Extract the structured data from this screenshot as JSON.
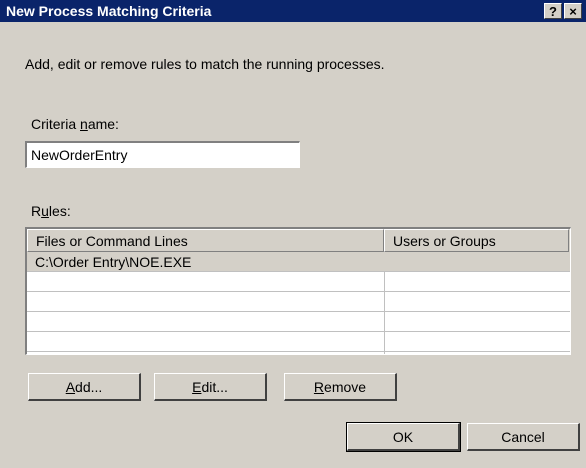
{
  "window": {
    "title": "New Process Matching Criteria",
    "help_label": "?",
    "close_label": "×"
  },
  "instructions": "Add, edit or remove rules to match the running processes.",
  "criteria": {
    "label_before": "Criteria ",
    "label_accel": "n",
    "label_after": "ame:",
    "value": "NewOrderEntry"
  },
  "rules": {
    "label_before": "R",
    "label_accel": "u",
    "label_after": "les:",
    "columns": [
      "Files or Command Lines",
      "Users or Groups"
    ],
    "rows": [
      {
        "file": "C:\\Order Entry\\NOE.EXE",
        "user": ""
      }
    ]
  },
  "buttons": {
    "add_accel": "A",
    "add_rest": "dd...",
    "edit_accel": "E",
    "edit_rest": "dit...",
    "remove_accel": "R",
    "remove_rest": "emove",
    "ok": "OK",
    "cancel": "Cancel"
  }
}
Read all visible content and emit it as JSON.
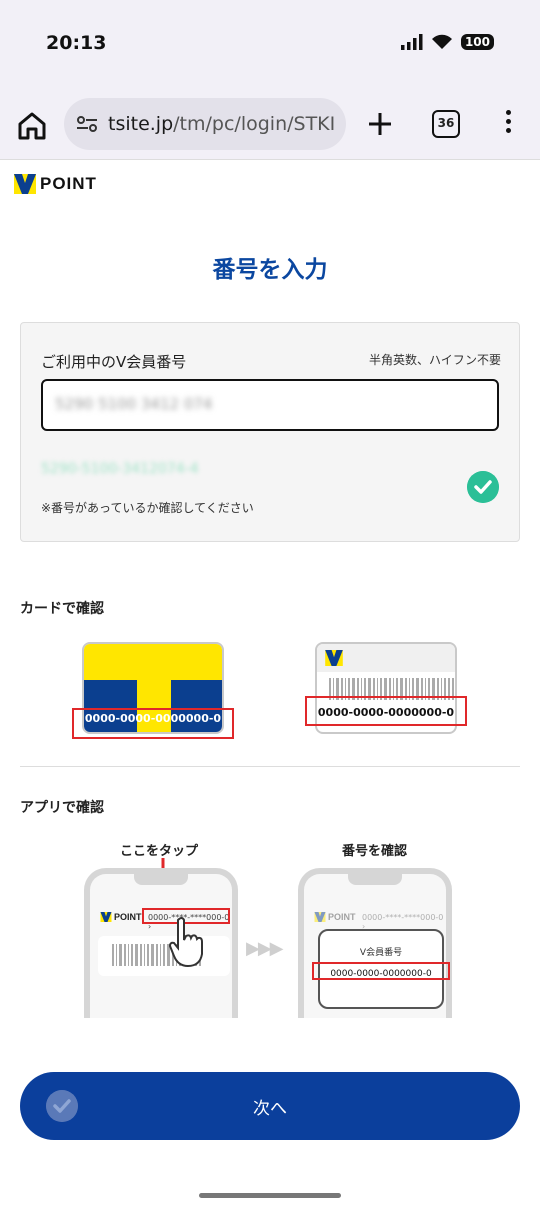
{
  "status_bar": {
    "time": "20:13",
    "battery": "100"
  },
  "browser": {
    "url_host": "tsite.jp",
    "url_path": "/tm/pc/login/STKI",
    "tab_count": "36"
  },
  "logo": {
    "text": "POINT"
  },
  "page": {
    "title": "番号を入力"
  },
  "form": {
    "label": "ご利用中のV会員番号",
    "hint": "半角英数、ハイフン不要",
    "input_value": "5290 5100 3412 074",
    "formatted_value": "5290-5100-3412074-4",
    "confirm_note": "※番号があっているか確認してください"
  },
  "card_section": {
    "heading": "カードで確認",
    "tcard_number": "0000-0000-0000000-0",
    "barcode_card_number": "0000-0000-0000000-0"
  },
  "app_section": {
    "heading": "アプリで確認",
    "step1_caption": "ここをタップ",
    "step2_caption": "番号を確認",
    "mini_logo": "POINT",
    "mini_masked_number": "0000-****-****000-0 ›",
    "popup_title": "V会員番号",
    "popup_number": "0000-0000-0000000-0"
  },
  "next_button": {
    "label": "次へ"
  },
  "colors": {
    "brand_blue": "#0b3f9c",
    "title_blue": "#0b47a0",
    "tcard_yellow": "#ffe600",
    "check_green": "#2bbf97",
    "highlight_red": "#e0282a"
  }
}
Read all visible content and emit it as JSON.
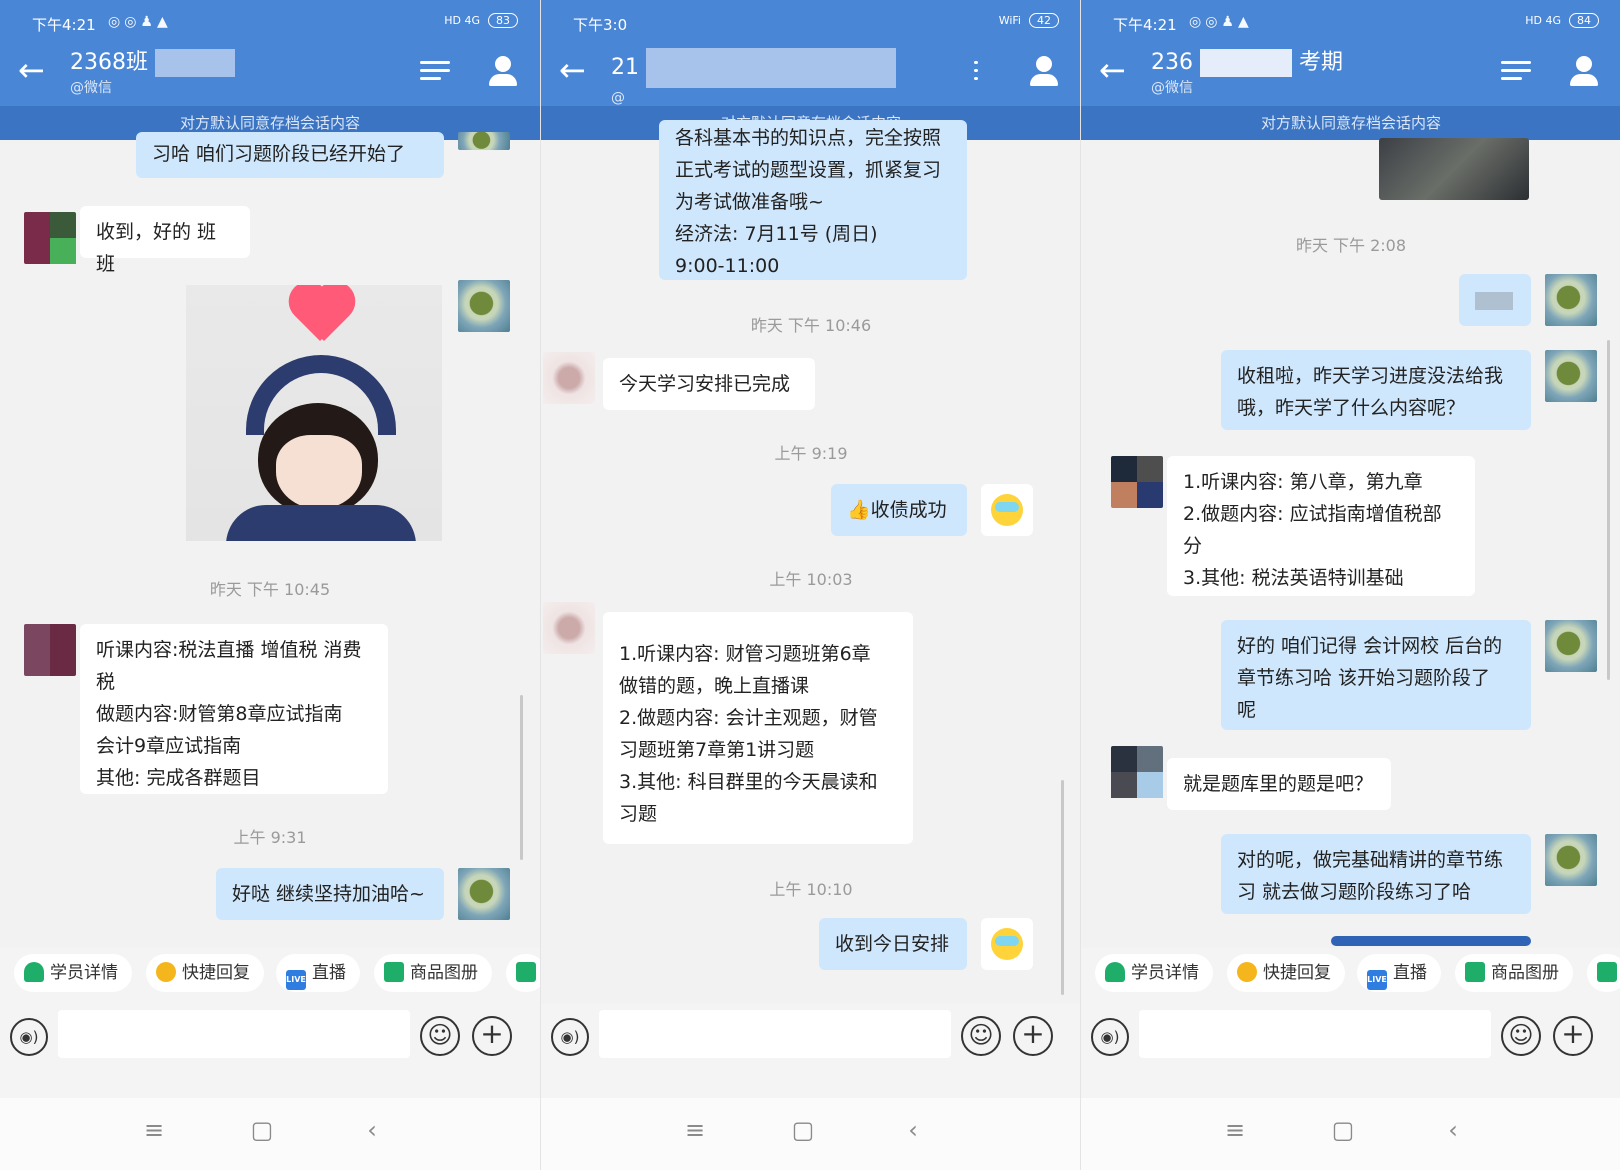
{
  "screens": [
    {
      "status_time": "下午4:21",
      "status_icons": "◎◎♟▲",
      "network": "HD 4G",
      "battery": "83",
      "title_prefix": "2368班",
      "title_suffix": "",
      "subtitle": "@微信",
      "notice": "对方默认同意存档会话内容",
      "messages": [
        {
          "text": "习哈  咱们习题阶段已经开始了"
        },
        {
          "text": "收到，好的 班班"
        },
        {
          "text": "昨天  下午 10:45"
        },
        {
          "text": "听课内容:税法直播 增值税 消费\n税\n做题内容:财管第8章应试指南\n            会计9章应试指南\n其他: 完成各群题目"
        },
        {
          "text": "上午 9:31"
        },
        {
          "text": "好哒 继续坚持加油哈~"
        }
      ],
      "quick_actions": [
        "学员详情",
        "快捷回复",
        "直播",
        "商品图册"
      ],
      "input_placeholder": ""
    },
    {
      "status_time": "下午3:0",
      "status_icons": "",
      "network": "WiFi",
      "battery": "42",
      "title_prefix": "21",
      "title_suffix": "",
      "subtitle": "@",
      "notice": "对方默认同意存档会话内容",
      "messages": [
        {
          "text": "各科基本书的知识点，完全按照\n正式考试的题型设置，抓紧复习\n为考试做准备哦~\n        经济法: 7月11号 (周日)\n9:00-11:00"
        },
        {
          "text": "昨天  下午 10:46"
        },
        {
          "text": "今天学习安排已完成"
        },
        {
          "text": "上午 9:19"
        },
        {
          "text": "👍收债成功"
        },
        {
          "text": "上午 10:03"
        },
        {
          "text": "1.听课内容: 财管习题班第6章\n做错的题，晚上直播课\n2.做题内容: 会计主观题，财管\n习题班第7章第1讲习题\n3.其他: 科目群里的今天晨读和\n习题"
        },
        {
          "text": "上午 10:10"
        },
        {
          "text": "收到今日安排"
        }
      ],
      "input_placeholder": ""
    },
    {
      "status_time": "下午4:21",
      "status_icons": "◎◎♟▲",
      "network": "HD 4G",
      "battery": "84",
      "title_prefix": "236",
      "title_suffix": "考期",
      "subtitle": "@微信",
      "notice": "对方默认同意存档会话内容",
      "messages": [
        {
          "text": "昨天  下午 2:08"
        },
        {
          "text": "收租啦，昨天学习进度没法给我\n哦，昨天学了什么内容呢？"
        },
        {
          "text": "1.听课内容: 第八章，第九章\n2.做题内容: 应试指南增值税部\n分\n3.其他: 税法英语特训基础"
        },
        {
          "text": "好的 咱们记得 会计网校 后台的\n章节练习哈  该开始习题阶段了\n呢"
        },
        {
          "text": "就是题库里的题是吧？"
        },
        {
          "text": "对的呢，做完基础精讲的章节练\n习 就去做习题阶段练习了哈"
        }
      ],
      "quick_actions": [
        "学员详情",
        "快捷回复",
        "直播",
        "商品图册"
      ],
      "input_placeholder": ""
    }
  ],
  "icons": {
    "back": "arrow-left-icon",
    "menu": "list-menu-icon",
    "profile": "person-icon",
    "voice": "voice-icon",
    "emoji": "emoji-icon",
    "plus": "plus-icon",
    "nav_menu": "≡",
    "nav_home": "▢",
    "nav_back": "‹"
  },
  "colors": {
    "header_blue": "#4a86d6",
    "notice_blue": "#3b74c2",
    "bubble_out": "#cfe7fc",
    "bubble_in": "#ffffff"
  }
}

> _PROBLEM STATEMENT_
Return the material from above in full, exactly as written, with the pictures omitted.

> _RESULT OF THE TASK_
Extract the structured data from this screenshot as JSON.
{
  "window": {
    "title": "New Process Matching Criteria",
    "help_label": "?",
    "close_label": "×"
  },
  "instructions": "Add, edit or remove rules to match the running processes.",
  "criteria": {
    "label_before": "Criteria ",
    "label_accel": "n",
    "label_after": "ame:",
    "value": "NewOrderEntry"
  },
  "rules": {
    "label_before": "R",
    "label_accel": "u",
    "label_after": "les:",
    "columns": [
      "Files or Command Lines",
      "Users or Groups"
    ],
    "rows": [
      {
        "file": "C:\\Order Entry\\NOE.EXE",
        "user": ""
      }
    ]
  },
  "buttons": {
    "add_accel": "A",
    "add_rest": "dd...",
    "edit_accel": "E",
    "edit_rest": "dit...",
    "remove_accel": "R",
    "remove_rest": "emove",
    "ok": "OK",
    "cancel": "Cancel"
  }
}
Read all visible content and emit it as JSON.
{
  "status_bar": {
    "time": "20:13",
    "battery": "100"
  },
  "browser": {
    "url_host": "tsite.jp",
    "url_path": "/tm/pc/login/STKI",
    "tab_count": "36"
  },
  "logo": {
    "text": "POINT"
  },
  "page": {
    "title": "番号を入力"
  },
  "form": {
    "label": "ご利用中のV会員番号",
    "hint": "半角英数、ハイフン不要",
    "input_value": "5290 5100 3412 074",
    "formatted_value": "5290-5100-3412074-4",
    "confirm_note": "※番号があっているか確認してください"
  },
  "card_section": {
    "heading": "カードで確認",
    "tcard_number": "0000-0000-0000000-0",
    "barcode_card_number": "0000-0000-0000000-0"
  },
  "app_section": {
    "heading": "アプリで確認",
    "step1_caption": "ここをタップ",
    "step2_caption": "番号を確認",
    "mini_logo": "POINT",
    "mini_masked_number": "0000-****-****000-0 ›",
    "popup_title": "V会員番号",
    "popup_number": "0000-0000-0000000-0"
  },
  "next_button": {
    "label": "次へ"
  },
  "colors": {
    "brand_blue": "#0b3f9c",
    "title_blue": "#0b47a0",
    "tcard_yellow": "#ffe600",
    "check_green": "#2bbf97",
    "highlight_red": "#e0282a"
  }
}
Read all visible content and emit it as JSON.
{
  "screens": [
    {
      "status_time": "下午4:21",
      "status_icons": "◎◎♟▲",
      "network": "HD 4G",
      "battery": "83",
      "title_prefix": "2368班",
      "title_suffix": "",
      "subtitle": "@微信",
      "notice": "对方默认同意存档会话内容",
      "messages": [
        {
          "text": "习哈  咱们习题阶段已经开始了"
        },
        {
          "text": "收到，好的 班班"
        },
        {
          "text": "昨天  下午 10:45"
        },
        {
          "text": "听课内容:税法直播 增值税 消费\n税\n做题内容:财管第8章应试指南\n            会计9章应试指南\n其他: 完成各群题目"
        },
        {
          "text": "上午 9:31"
        },
        {
          "text": "好哒 继续坚持加油哈~"
        }
      ],
      "quick_actions": [
        "学员详情",
        "快捷回复",
        "直播",
        "商品图册"
      ],
      "input_placeholder": ""
    },
    {
      "status_time": "下午3:0",
      "status_icons": "",
      "network": "WiFi",
      "battery": "42",
      "title_prefix": "21",
      "title_suffix": "",
      "subtitle": "@",
      "notice": "对方默认同意存档会话内容",
      "messages": [
        {
          "text": "各科基本书的知识点，完全按照\n正式考试的题型设置，抓紧复习\n为考试做准备哦~\n        经济法: 7月11号 (周日)\n9:00-11:00"
        },
        {
          "text": "昨天  下午 10:46"
        },
        {
          "text": "今天学习安排已完成"
        },
        {
          "text": "上午 9:19"
        },
        {
          "text": "👍收债成功"
        },
        {
          "text": "上午 10:03"
        },
        {
          "text": "1.听课内容: 财管习题班第6章\n做错的题，晚上直播课\n2.做题内容: 会计主观题，财管\n习题班第7章第1讲习题\n3.其他: 科目群里的今天晨读和\n习题"
        },
        {
          "text": "上午 10:10"
        },
        {
          "text": "收到今日安排"
        }
      ],
      "input_placeholder": ""
    },
    {
      "status_time": "下午4:21",
      "status_icons": "◎◎♟▲",
      "network": "HD 4G",
      "battery": "84",
      "title_prefix": "236",
      "title_suffix": "考期",
      "subtitle": "@微信",
      "notice": "对方默认同意存档会话内容",
      "messages": [
        {
          "text": "昨天  下午 2:08"
        },
        {
          "text": "收租啦，昨天学习进度没法给我\n哦，昨天学了什么内容呢？"
        },
        {
          "text": "1.听课内容: 第八章，第九章\n2.做题内容: 应试指南增值税部\n分\n3.其他: 税法英语特训基础"
        },
        {
          "text": "好的 咱们记得 会计网校 后台的\n章节练习哈  该开始习题阶段了\n呢"
        },
        {
          "text": "就是题库里的题是吧？"
        },
        {
          "text": "对的呢，做完基础精讲的章节练\n习 就去做习题阶段练习了哈"
        }
      ],
      "quick_actions": [
        "学员详情",
        "快捷回复",
        "直播",
        "商品图册"
      ],
      "input_placeholder": ""
    }
  ],
  "icons": {
    "back": "arrow-left-icon",
    "menu": "list-menu-icon",
    "profile": "person-icon",
    "voice": "voice-icon",
    "emoji": "emoji-icon",
    "plus": "plus-icon",
    "nav_menu": "≡",
    "nav_home": "▢",
    "nav_back": "‹"
  },
  "colors": {
    "header_blue": "#4a86d6",
    "notice_blue": "#3b74c2",
    "bubble_out": "#cfe7fc",
    "bubble_in": "#ffffff"
  }
}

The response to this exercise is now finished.